Does Trump Fear Uttering a Sour Word vs. Putin?
Donald Trump’s kid gloves treatment of Putin and Russian intelligence leaves people asking whether there is some important and explosive truth in that notorious dossier compiled by former British spy Christopher Steele suggesting that the Russians do have some Kompromat – compromising material on Trump that he dares not trigger.
In a flash, the President can explode on Twitter in mockery or fury at British Prime Minister Teresa May, at American courts and judges, at Democratic Party leaders like Nancy Pelosi and Chuck Schumer, at Republican Senators like John McCain of Arizona, Bob Corker of Tennessee, or Senate Majority Leader Mitch McConnell, or at his much maligned Attorney General Jeff Sessions. But Trump acts as if his saying one sour word about Putin would be like stepping on a land-mine.
To Trump, of course, the issue of Russian meddling in the 2016 campaign strikes dangerously close to undermining the legitimacy of his election. Hence his reflexive dismissal of any investigation on that issue as “a witch hunt” or “a hoax.”
Trump Stalls on Russia
While his security and defense chiefs have identified Russia as a major threat to U.S. national security, Trump has shied away from taking the lead in U.S. action vs. Russia. For months, he defied Republicans in Congress by stalling the implementation of sanctions against the Russians for their meddling in the 2016 elections, even though those sanctions were mandated by overwhelming bipartisan majorities in Congress last summer.
When his Administration has tightened sanctions against Russia or expelled Russian intelligence agents, it is not Trump but his aides or cabinet secretaries or Congress that have forced action, with Trump being dragged along, often complaining.the Administration tiptoed into implementing a portion of the congressional sanction package against 19 Russian officials and five intelligence agencies, several of whom had already been sanctioned by the Obama administration.
On Capitol Hill, the bipartisan leadership of the Senate Intelligence Committee called months ago for President Trump to “clearly communicate to our adversaries that an attack on our election infrastructure is a hostile act and we will respond accordingly.”
Republican Chair Richard Burr of North Carolina and the Democratic Vice Chair, Mark Warner of Virginia, urged the Trump administration to work with state governments to institute paper ballots and protect state voter databases from foreign attack and hacking to prevent or mitigate the impact of a repeat of Russian intrusions in 2016 into the voting systems of 21 states.

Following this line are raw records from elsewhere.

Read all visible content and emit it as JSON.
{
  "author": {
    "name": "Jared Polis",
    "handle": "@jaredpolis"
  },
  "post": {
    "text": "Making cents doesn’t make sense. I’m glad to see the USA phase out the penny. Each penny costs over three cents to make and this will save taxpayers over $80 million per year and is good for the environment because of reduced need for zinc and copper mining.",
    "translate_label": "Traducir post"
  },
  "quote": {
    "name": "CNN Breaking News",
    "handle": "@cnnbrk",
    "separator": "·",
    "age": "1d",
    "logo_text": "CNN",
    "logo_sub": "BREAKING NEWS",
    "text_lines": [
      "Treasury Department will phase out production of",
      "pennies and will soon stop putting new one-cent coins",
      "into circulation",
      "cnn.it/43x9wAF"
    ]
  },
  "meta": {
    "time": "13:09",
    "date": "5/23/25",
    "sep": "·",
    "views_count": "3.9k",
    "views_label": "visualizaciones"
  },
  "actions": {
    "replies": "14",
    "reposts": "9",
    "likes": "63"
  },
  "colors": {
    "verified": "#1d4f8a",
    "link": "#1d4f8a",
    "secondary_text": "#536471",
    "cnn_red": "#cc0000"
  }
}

Not only did Trump fail to put this on his policy agenda, but Warner called his cozying up to Putin in Helsinki “outrageous.”
Inevitably, Donald Trump’s behavior has raised fundamental legal and constitutional questions: Did Trump as candidate criminally violate election laws? And once in office, has Trump as President failed to fulfill his oath to “preserve, protect and defend the Constitution”? And if in fact, Trump has failed to take the lead in protecting our 2018 elections from foreign intrusion, is that an impeachable offense?